*** Recorded information ***

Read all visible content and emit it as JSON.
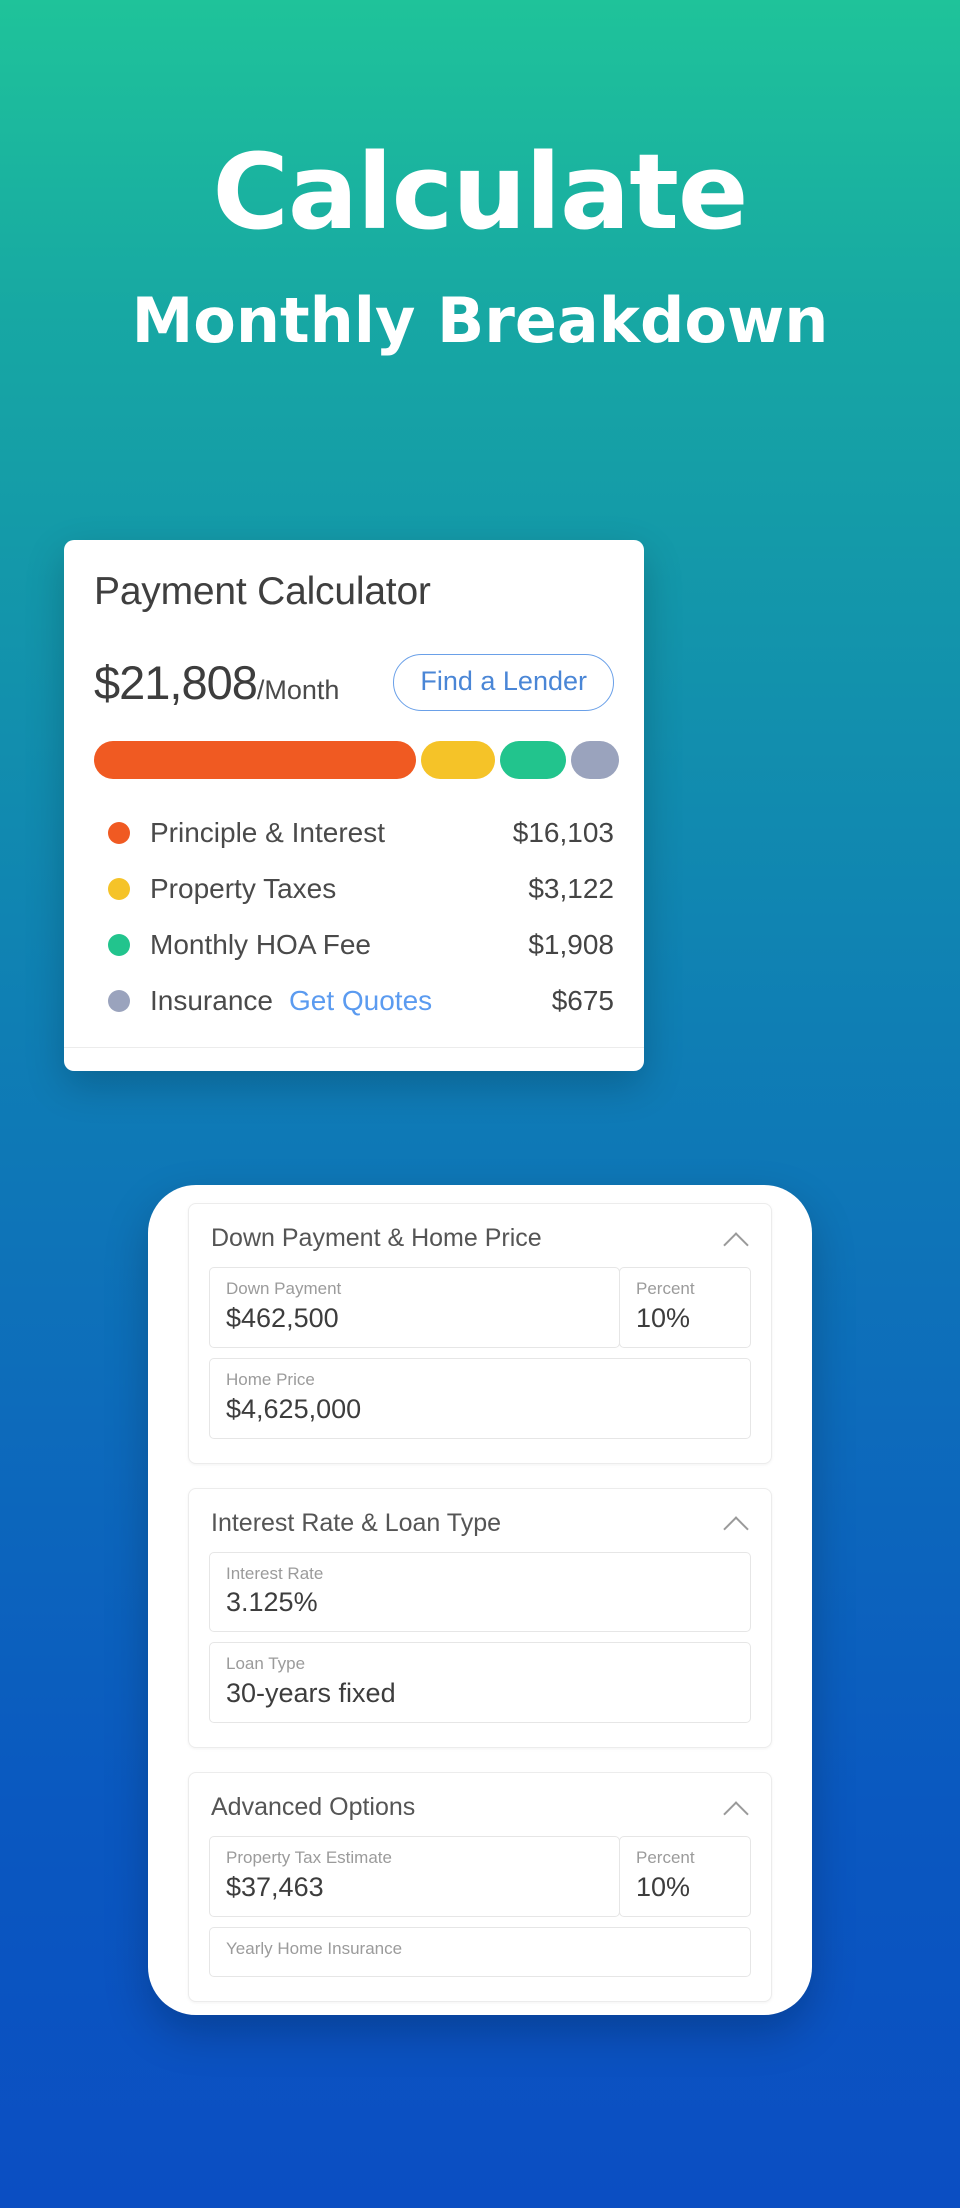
{
  "hero": {
    "line1": "Calculate",
    "line2": "Monthly Breakdown"
  },
  "card": {
    "title": "Payment Calculator",
    "amount": "$21,808",
    "amount_suffix": "/Month",
    "lender_button": "Find a Lender",
    "bar_segments": [
      {
        "color": "#f05a22",
        "width_pct": 62.0
      },
      {
        "color": "#f5c328",
        "width_pct": 14.2
      },
      {
        "color": "#22c48d",
        "width_pct": 12.6
      },
      {
        "color": "#9aa3bd",
        "width_pct": 9.2
      }
    ],
    "legend": [
      {
        "color": "#f05a22",
        "label": "Principle & Interest",
        "link": "",
        "value": "$16,103"
      },
      {
        "color": "#f5c328",
        "label": "Property Taxes",
        "link": "",
        "value": "$3,122"
      },
      {
        "color": "#22c48d",
        "label": "Monthly HOA Fee",
        "link": "",
        "value": "$1,908"
      },
      {
        "color": "#9aa3bd",
        "label": "Insurance",
        "link": "Get Quotes",
        "value": "$675"
      }
    ]
  },
  "phone": {
    "sections": [
      {
        "title": "Down Payment & Home Price",
        "rows": [
          {
            "fields": [
              {
                "label": "Down Payment",
                "value": "$462,500",
                "size": "wide"
              },
              {
                "label": "Percent",
                "value": "10%",
                "size": "small"
              }
            ]
          },
          {
            "fields": [
              {
                "label": "Home Price",
                "value": "$4,625,000",
                "size": "wide"
              }
            ]
          }
        ]
      },
      {
        "title": "Interest Rate & Loan Type",
        "rows": [
          {
            "fields": [
              {
                "label": "Interest Rate",
                "value": "3.125%",
                "size": "wide"
              }
            ]
          },
          {
            "fields": [
              {
                "label": "Loan Type",
                "value": "30-years fixed",
                "size": "wide"
              }
            ]
          }
        ]
      },
      {
        "title": "Advanced Options",
        "rows": [
          {
            "fields": [
              {
                "label": "Property Tax Estimate",
                "value": "$37,463",
                "size": "wide"
              },
              {
                "label": "Percent",
                "value": "10%",
                "size": "small"
              }
            ]
          },
          {
            "fields": [
              {
                "label": "Yearly Home Insurance",
                "value": "",
                "size": "wide"
              }
            ]
          }
        ]
      }
    ]
  },
  "colors": {
    "bg_top": "#1fc39a",
    "bg_bottom": "#0b4ec2",
    "accent_orange": "#f05a22",
    "accent_yellow": "#f5c328",
    "accent_green": "#22c48d",
    "accent_slate": "#9aa3bd",
    "link_blue": "#5b9bf0"
  }
}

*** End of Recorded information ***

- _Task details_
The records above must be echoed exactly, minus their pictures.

- _Solution to the problem_
Read all visible content and emit it as JSON.
{
  "hero": {
    "line1": "Calculate",
    "line2": "Monthly Breakdown"
  },
  "card": {
    "title": "Payment Calculator",
    "amount": "$21,808",
    "amount_suffix": "/Month",
    "lender_button": "Find a Lender",
    "bar_segments": [
      {
        "color": "#f05a22",
        "width_pct": 62.0
      },
      {
        "color": "#f5c328",
        "width_pct": 14.2
      },
      {
        "color": "#22c48d",
        "width_pct": 12.6
      },
      {
        "color": "#9aa3bd",
        "width_pct": 9.2
      }
    ],
    "legend": [
      {
        "color": "#f05a22",
        "label": "Principle & Interest",
        "link": "",
        "value": "$16,103"
      },
      {
        "color": "#f5c328",
        "label": "Property Taxes",
        "link": "",
        "value": "$3,122"
      },
      {
        "color": "#22c48d",
        "label": "Monthly HOA Fee",
        "link": "",
        "value": "$1,908"
      },
      {
        "color": "#9aa3bd",
        "label": "Insurance",
        "link": "Get Quotes",
        "value": "$675"
      }
    ]
  },
  "phone": {
    "sections": [
      {
        "title": "Down Payment & Home Price",
        "rows": [
          {
            "fields": [
              {
                "label": "Down Payment",
                "value": "$462,500",
                "size": "wide"
              },
              {
                "label": "Percent",
                "value": "10%",
                "size": "small"
              }
            ]
          },
          {
            "fields": [
              {
                "label": "Home Price",
                "value": "$4,625,000",
                "size": "wide"
              }
            ]
          }
        ]
      },
      {
        "title": "Interest Rate & Loan Type",
        "rows": [
          {
            "fields": [
              {
                "label": "Interest Rate",
                "value": "3.125%",
                "size": "wide"
              }
            ]
          },
          {
            "fields": [
              {
                "label": "Loan Type",
                "value": "30-years fixed",
                "size": "wide"
              }
            ]
          }
        ]
      },
      {
        "title": "Advanced Options",
        "rows": [
          {
            "fields": [
              {
                "label": "Property Tax Estimate",
                "value": "$37,463",
                "size": "wide"
              },
              {
                "label": "Percent",
                "value": "10%",
                "size": "small"
              }
            ]
          },
          {
            "fields": [
              {
                "label": "Yearly Home Insurance",
                "value": "",
                "size": "wide"
              }
            ]
          }
        ]
      }
    ]
  },
  "colors": {
    "bg_top": "#1fc39a",
    "bg_bottom": "#0b4ec2",
    "accent_orange": "#f05a22",
    "accent_yellow": "#f5c328",
    "accent_green": "#22c48d",
    "accent_slate": "#9aa3bd",
    "link_blue": "#5b9bf0"
  }
}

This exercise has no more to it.